→ **What you need to do**
Look through the data that follows and copy each line with the string "reposts".

→ **Extracted material**
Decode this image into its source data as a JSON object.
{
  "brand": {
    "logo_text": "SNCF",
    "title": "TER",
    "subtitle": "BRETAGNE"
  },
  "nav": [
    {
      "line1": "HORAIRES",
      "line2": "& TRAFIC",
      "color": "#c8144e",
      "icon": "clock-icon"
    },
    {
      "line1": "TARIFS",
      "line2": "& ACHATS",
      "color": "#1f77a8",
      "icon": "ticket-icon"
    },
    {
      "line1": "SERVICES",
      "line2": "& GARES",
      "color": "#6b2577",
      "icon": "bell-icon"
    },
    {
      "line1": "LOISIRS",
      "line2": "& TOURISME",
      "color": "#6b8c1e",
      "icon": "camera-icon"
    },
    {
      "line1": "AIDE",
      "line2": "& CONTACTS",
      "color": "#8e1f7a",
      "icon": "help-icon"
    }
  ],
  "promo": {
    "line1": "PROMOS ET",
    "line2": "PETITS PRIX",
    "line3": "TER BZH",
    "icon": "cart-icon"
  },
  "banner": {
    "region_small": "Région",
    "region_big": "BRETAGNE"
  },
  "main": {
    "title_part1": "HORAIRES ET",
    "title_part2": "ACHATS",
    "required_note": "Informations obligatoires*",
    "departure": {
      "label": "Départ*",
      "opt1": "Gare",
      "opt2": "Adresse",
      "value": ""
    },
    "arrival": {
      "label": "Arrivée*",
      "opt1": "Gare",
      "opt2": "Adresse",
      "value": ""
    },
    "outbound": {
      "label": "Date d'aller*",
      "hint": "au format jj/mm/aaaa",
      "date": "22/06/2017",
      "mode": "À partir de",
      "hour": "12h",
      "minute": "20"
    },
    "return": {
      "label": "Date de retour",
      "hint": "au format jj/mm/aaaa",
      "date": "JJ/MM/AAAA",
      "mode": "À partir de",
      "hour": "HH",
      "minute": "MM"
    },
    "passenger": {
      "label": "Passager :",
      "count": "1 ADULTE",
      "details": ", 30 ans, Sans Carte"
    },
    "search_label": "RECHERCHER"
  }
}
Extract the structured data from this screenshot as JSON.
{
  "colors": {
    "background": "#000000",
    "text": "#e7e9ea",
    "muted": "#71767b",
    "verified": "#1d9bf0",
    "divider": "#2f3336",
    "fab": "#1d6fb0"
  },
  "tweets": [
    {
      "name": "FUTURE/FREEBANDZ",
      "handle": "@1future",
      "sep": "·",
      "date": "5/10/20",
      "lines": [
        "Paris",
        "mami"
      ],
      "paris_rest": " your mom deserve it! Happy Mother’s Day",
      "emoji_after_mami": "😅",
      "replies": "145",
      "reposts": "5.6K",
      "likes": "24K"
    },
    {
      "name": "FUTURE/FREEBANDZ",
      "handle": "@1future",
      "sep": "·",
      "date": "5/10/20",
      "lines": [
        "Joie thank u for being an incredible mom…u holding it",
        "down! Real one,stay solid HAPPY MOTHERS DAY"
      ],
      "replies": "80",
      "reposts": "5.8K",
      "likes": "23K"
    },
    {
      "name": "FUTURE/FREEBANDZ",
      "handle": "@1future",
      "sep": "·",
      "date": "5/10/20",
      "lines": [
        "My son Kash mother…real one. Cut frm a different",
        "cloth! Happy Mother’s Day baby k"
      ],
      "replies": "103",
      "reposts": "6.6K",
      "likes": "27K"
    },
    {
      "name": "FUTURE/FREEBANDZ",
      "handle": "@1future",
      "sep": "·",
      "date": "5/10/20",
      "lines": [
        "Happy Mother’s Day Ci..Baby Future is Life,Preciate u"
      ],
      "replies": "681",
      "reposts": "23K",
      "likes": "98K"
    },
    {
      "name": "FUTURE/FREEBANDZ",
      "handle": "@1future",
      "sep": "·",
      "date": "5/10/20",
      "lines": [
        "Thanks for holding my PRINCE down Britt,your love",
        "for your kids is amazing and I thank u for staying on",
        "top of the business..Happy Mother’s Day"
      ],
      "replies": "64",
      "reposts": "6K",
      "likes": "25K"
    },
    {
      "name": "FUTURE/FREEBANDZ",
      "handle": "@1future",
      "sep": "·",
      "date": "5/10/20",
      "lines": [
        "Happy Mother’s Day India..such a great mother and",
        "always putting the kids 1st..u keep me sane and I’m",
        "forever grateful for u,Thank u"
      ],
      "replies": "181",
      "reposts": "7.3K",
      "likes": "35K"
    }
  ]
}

→ **Completed task**
      "reposts": "5.6K",
      "reposts": "5.8K",
      "reposts": "6.6K",
      "reposts": "23K",
      "reposts": "6K",
      "reposts": "7.3K",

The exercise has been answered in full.